Of course with such a big store there are hundreds, if not thousands, of people involved in it. And just like in The Paradise this is full of plots and characters. There is love and jealousy, there is despair and worry, ambition and failures. I heard someone describe this show as “Downton Abbey in a commercial setting”, and though I can’t agree with it being quite like Downton (very few things can rival that!) there is something in that. Just like in Downton we get to follow the lives of people in all the different “levels”, from the working girls at the counters in the accessories
department to Mr Sefridges own family and the high and mighty people who have welcomed them into London society.
Some of the elgant leading ladies of Mr Selfridge
I think it’s funny how two such very similar stories were both filmed and brodcasted within such a short time of each other. I mean, they are basically the same! I’ve heard someone claim that Mr Selfridge is just a copy of the Paradise, but since the first mentioned is based on a actual people and events (to a certain extent at least) that is not the case. I’m curious though, why all of a sudden this interest in London department stores?? I’m not complaining, not at all! I loved both shows and happily watch one period drama after the other, but I do think it a little funny.
Mr Moray and Mr Selfridge, they even look the same!

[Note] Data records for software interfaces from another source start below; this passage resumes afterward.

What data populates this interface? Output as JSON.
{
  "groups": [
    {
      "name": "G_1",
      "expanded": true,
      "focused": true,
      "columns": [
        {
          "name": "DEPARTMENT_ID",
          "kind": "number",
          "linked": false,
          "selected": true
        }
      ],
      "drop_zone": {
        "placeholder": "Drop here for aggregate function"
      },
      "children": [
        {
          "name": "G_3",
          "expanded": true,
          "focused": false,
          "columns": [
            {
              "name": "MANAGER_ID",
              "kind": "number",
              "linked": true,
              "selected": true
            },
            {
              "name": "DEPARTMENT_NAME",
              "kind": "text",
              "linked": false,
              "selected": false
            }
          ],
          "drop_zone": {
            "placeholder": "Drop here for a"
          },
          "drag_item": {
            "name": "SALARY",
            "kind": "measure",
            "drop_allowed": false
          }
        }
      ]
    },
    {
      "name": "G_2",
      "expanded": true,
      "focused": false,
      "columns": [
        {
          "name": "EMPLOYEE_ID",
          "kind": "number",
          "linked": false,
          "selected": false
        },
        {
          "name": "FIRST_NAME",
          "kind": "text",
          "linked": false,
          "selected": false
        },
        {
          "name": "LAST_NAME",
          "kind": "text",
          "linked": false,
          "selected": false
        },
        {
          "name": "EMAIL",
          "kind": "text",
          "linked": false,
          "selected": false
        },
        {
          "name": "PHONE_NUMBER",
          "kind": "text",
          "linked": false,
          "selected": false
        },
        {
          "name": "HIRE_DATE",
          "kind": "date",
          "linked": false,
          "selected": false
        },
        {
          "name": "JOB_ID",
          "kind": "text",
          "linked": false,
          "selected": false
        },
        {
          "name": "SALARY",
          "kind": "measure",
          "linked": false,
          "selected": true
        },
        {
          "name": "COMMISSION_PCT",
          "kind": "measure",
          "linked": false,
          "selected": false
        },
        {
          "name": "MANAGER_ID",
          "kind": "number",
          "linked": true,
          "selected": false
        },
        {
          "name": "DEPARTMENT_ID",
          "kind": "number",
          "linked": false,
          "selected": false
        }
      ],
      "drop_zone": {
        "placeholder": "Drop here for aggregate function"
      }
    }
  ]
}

I would also have to say that if I would pick my favorite of the two it would be Mr Selfridge. It felt more ‘real’, had some great characters in it, and I thought it seemed a little more accurate. Where The Paradise is like a colorful, light and delicious macaroon Mr Selfridge felt more substantial, yet equally satisfying, meal . And Andrew Davies who wrote the script for the latter has a knack for doing excellent shows. But I would definitely recommend them both! And just to give you a feel for the two shows here are the trailers for them.
Pretty similar eh?